■ What is required ■
I'd like every record written out again, exactly as it is.

[Data about app and page elements]
※ ※ ※
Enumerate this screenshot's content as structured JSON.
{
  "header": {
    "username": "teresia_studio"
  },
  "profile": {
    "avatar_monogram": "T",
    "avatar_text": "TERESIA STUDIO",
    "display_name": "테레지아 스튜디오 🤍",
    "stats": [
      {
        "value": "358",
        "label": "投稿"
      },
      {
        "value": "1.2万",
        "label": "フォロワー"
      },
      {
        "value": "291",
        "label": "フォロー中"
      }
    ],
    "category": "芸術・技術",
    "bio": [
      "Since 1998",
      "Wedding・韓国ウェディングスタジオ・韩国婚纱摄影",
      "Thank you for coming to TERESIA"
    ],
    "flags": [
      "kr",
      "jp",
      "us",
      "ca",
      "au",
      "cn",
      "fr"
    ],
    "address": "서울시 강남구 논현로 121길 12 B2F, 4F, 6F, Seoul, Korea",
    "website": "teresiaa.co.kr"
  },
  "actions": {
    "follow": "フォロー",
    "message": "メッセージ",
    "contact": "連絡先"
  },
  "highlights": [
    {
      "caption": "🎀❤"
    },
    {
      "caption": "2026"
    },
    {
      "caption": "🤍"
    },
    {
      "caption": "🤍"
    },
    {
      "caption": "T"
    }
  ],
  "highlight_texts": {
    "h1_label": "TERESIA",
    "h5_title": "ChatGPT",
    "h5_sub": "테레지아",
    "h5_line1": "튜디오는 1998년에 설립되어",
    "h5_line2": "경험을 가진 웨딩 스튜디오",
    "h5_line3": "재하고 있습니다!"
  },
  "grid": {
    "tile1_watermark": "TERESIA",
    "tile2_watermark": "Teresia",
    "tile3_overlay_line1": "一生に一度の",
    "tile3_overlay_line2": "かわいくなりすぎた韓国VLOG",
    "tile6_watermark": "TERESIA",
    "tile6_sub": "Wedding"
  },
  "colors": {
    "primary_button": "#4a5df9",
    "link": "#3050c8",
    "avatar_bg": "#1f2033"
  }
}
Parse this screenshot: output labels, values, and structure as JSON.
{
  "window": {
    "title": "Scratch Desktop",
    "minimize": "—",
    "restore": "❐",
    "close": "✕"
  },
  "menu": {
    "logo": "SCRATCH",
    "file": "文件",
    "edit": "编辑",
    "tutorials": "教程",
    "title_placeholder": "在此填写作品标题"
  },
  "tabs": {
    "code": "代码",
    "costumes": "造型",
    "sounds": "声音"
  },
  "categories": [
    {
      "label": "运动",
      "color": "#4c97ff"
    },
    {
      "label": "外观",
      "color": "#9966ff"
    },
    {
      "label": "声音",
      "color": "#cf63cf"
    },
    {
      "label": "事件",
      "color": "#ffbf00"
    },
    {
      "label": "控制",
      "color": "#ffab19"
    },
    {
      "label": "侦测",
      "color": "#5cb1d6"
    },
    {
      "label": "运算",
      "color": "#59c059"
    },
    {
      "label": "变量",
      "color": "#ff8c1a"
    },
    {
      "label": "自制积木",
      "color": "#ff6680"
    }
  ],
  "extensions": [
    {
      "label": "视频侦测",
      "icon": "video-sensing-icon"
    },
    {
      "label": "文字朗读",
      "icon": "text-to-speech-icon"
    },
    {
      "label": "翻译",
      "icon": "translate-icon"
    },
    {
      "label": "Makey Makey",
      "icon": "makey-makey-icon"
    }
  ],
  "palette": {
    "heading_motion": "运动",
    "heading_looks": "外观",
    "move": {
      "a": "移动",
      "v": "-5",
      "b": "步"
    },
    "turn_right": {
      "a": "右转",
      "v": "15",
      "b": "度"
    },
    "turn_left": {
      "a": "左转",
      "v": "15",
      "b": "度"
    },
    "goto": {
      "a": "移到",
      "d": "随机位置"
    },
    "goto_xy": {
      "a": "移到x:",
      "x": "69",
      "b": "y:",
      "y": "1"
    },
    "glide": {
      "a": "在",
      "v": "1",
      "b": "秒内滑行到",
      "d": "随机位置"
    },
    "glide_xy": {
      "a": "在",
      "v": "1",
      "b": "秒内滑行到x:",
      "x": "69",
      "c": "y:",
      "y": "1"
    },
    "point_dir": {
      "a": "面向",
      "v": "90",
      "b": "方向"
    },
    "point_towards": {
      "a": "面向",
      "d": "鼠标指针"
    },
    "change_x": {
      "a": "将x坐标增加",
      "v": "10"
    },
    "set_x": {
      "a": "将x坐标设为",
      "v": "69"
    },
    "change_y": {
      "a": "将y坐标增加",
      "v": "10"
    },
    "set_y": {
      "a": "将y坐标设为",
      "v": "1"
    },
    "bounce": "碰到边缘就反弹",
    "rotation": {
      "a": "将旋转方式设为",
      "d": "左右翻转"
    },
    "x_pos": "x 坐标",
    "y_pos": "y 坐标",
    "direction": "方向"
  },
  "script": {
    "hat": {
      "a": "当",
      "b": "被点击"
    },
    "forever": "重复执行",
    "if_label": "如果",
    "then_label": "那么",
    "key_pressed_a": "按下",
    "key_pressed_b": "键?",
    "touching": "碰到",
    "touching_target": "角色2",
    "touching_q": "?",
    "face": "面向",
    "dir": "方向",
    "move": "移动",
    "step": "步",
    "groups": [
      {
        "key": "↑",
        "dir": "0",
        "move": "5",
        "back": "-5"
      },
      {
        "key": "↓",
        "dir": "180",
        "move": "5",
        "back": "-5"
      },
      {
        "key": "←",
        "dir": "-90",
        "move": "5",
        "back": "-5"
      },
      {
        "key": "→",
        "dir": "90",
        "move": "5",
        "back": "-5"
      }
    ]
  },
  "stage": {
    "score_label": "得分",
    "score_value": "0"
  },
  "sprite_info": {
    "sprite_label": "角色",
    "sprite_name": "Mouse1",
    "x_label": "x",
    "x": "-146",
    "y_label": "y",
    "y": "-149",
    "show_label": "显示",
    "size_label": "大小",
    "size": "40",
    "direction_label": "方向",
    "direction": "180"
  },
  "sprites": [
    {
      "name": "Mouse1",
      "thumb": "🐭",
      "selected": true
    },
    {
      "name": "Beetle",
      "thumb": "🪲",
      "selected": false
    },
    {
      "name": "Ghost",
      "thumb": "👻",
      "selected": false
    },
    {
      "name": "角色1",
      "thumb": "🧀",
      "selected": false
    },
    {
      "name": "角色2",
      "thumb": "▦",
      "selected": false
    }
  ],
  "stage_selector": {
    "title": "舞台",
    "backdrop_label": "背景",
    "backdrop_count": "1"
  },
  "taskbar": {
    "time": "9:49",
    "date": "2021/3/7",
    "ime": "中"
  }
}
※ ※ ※
■ Completed exercise ■
Enumerate this screenshot's content as structured JSON.
{
  "header": {
    "username": "teresia_studio"
  },
  "profile": {
    "avatar_monogram": "T",
    "avatar_text": "TERESIA STUDIO",
    "display_name": "테레지아 스튜디오 🤍",
    "stats": [
      {
        "value": "358",
        "label": "投稿"
      },
      {
        "value": "1.2万",
        "label": "フォロワー"
      },
      {
        "value": "291",
        "label": "フォロー中"
      }
    ],
    "category": "芸術・技術",
    "bio": [
      "Since 1998",
      "Wedding・韓国ウェディングスタジオ・韩国婚纱摄影",
      "Thank you for coming to TERESIA"
    ],
    "flags": [
      "kr",
      "jp",
      "us",
      "ca",
      "au",
      "cn",
      "fr"
    ],
    "address": "서울시 강남구 논현로 121길 12 B2F, 4F, 6F, Seoul, Korea",
    "website": "teresiaa.co.kr"
  },
  "actions": {
    "follow": "フォロー",
    "message": "メッセージ",
    "contact": "連絡先"
  },
  "highlights": [
    {
      "caption": "🎀❤"
    },
    {
      "caption": "2026"
    },
    {
      "caption": "🤍"
    },
    {
      "caption": "🤍"
    },
    {
      "caption": "T"
    }
  ],
  "highlight_texts": {
    "h1_label": "TERESIA",
    "h5_title": "ChatGPT",
    "h5_sub": "테레지아",
    "h5_line1": "튜디오는 1998년에 설립되어",
    "h5_line2": "경험을 가진 웨딩 스튜디오",
    "h5_line3": "재하고 있습니다!"
  },
  "grid": {
    "tile1_watermark": "TERESIA",
    "tile2_watermark": "Teresia",
    "tile3_overlay_line1": "一生に一度の",
    "tile3_overlay_line2": "かわいくなりすぎた韓国VLOG",
    "tile6_watermark": "TERESIA",
    "tile6_sub": "Wedding"
  },
  "colors": {
    "primary_button": "#4a5df9",
    "link": "#3050c8",
    "avatar_bg": "#1f2033"
  }
}
Parse this screenshot: output labels, values, and structure as JSON.
{
  "window": {
    "title": "Scratch Desktop",
    "minimize": "—",
    "restore": "❐",
    "close": "✕"
  },
  "menu": {
    "logo": "SCRATCH",
    "file": "文件",
    "edit": "编辑",
    "tutorials": "教程",
    "title_placeholder": "在此填写作品标题"
  },
  "tabs": {
    "code": "代码",
    "costumes": "造型",
    "sounds": "声音"
  },
  "categories": [
    {
      "label": "运动",
      "color": "#4c97ff"
    },
    {
      "label": "外观",
      "color": "#9966ff"
    },
    {
      "label": "声音",
      "color": "#cf63cf"
    },
    {
      "label": "事件",
      "color": "#ffbf00"
    },
    {
      "label": "控制",
      "color": "#ffab19"
    },
    {
      "label": "侦测",
      "color": "#5cb1d6"
    },
    {
      "label": "运算",
      "color": "#59c059"
    },
    {
      "label": "变量",
      "color": "#ff8c1a"
    },
    {
      "label": "自制积木",
      "color": "#ff6680"
    }
  ],
  "extensions": [
    {
      "label": "视频侦测",
      "icon": "video-sensing-icon"
    },
    {
      "label": "文字朗读",
      "icon": "text-to-speech-icon"
    },
    {
      "label": "翻译",
      "icon": "translate-icon"
    },
    {
      "label": "Makey Makey",
      "icon": "makey-makey-icon"
    }
  ],
  "palette": {
    "heading_motion": "运动",
    "heading_looks": "外观",
    "move": {
      "a": "移动",
      "v": "-5",
      "b": "步"
    },
    "turn_right": {
      "a": "右转",
      "v": "15",
      "b": "度"
    },
    "turn_left": {
      "a": "左转",
      "v": "15",
      "b": "度"
    },
    "goto": {
      "a": "移到",
      "d": "随机位置"
    },
    "goto_xy": {
      "a": "移到x:",
      "x": "69",
      "b": "y:",
      "y": "1"
    },
    "glide": {
      "a": "在",
      "v": "1",
      "b": "秒内滑行到",
      "d": "随机位置"
    },
    "glide_xy": {
      "a": "在",
      "v": "1",
      "b": "秒内滑行到x:",
      "x": "69",
      "c": "y:",
      "y": "1"
    },
    "point_dir": {
      "a": "面向",
      "v": "90",
      "b": "方向"
    },
    "point_towards": {
      "a": "面向",
      "d": "鼠标指针"
    },
    "change_x": {
      "a": "将x坐标增加",
      "v": "10"
    },
    "set_x": {
      "a": "将x坐标设为",
      "v": "69"
    },
    "change_y": {
      "a": "将y坐标增加",
      "v": "10"
    },
    "set_y": {
      "a": "将y坐标设为",
      "v": "1"
    },
    "bounce": "碰到边缘就反弹",
    "rotation": {
      "a": "将旋转方式设为",
      "d": "左右翻转"
    },
    "x_pos": "x 坐标",
    "y_pos": "y 坐标",
    "direction": "方向"
  },
  "script": {
    "hat": {
      "a": "当",
      "b": "被点击"
    },
    "forever": "重复执行",
    "if_label": "如果",
    "then_label": "那么",
    "key_pressed_a": "按下",
    "key_pressed_b": "键?",
    "touching": "碰到",
    "touching_target": "角色2",
    "touching_q": "?",
    "face": "面向",
    "dir": "方向",
    "move": "移动",
    "step": "步",
    "groups": [
      {
        "key": "↑",
        "dir": "0",
        "move": "5",
        "back": "-5"
      },
      {
        "key": "↓",
        "dir": "180",
        "move": "5",
        "back": "-5"
      },
      {
        "key": "←",
        "dir": "-90",
        "move": "5",
        "back": "-5"
      },
      {
        "key": "→",
        "dir": "90",
        "move": "5",
        "back": "-5"
      }
    ]
  },
  "stage": {
    "score_label": "得分",
    "score_value": "0"
  },
  "sprite_info": {
    "sprite_label": "角色",
    "sprite_name": "Mouse1",
    "x_label": "x",
    "x": "-146",
    "y_label": "y",
    "y": "-149",
    "show_label": "显示",
    "size_label": "大小",
    "size": "40",
    "direction_label": "方向",
    "direction": "180"
  },
  "sprites": [
    {
      "name": "Mouse1",
      "thumb": "🐭",
      "selected": true
    },
    {
      "name": "Beetle",
      "thumb": "🪲",
      "selected": false
    },
    {
      "name": "Ghost",
      "thumb": "👻",
      "selected": false
    },
    {
      "name": "角色1",
      "thumb": "🧀",
      "selected": false
    },
    {
      "name": "角色2",
      "thumb": "▦",
      "selected": false
    }
  ],
  "stage_selector": {
    "title": "舞台",
    "backdrop_label": "背景",
    "backdrop_count": "1"
  },
  "taskbar": {
    "time": "9:49",
    "date": "2021/3/7",
    "ime": "中"
  }
}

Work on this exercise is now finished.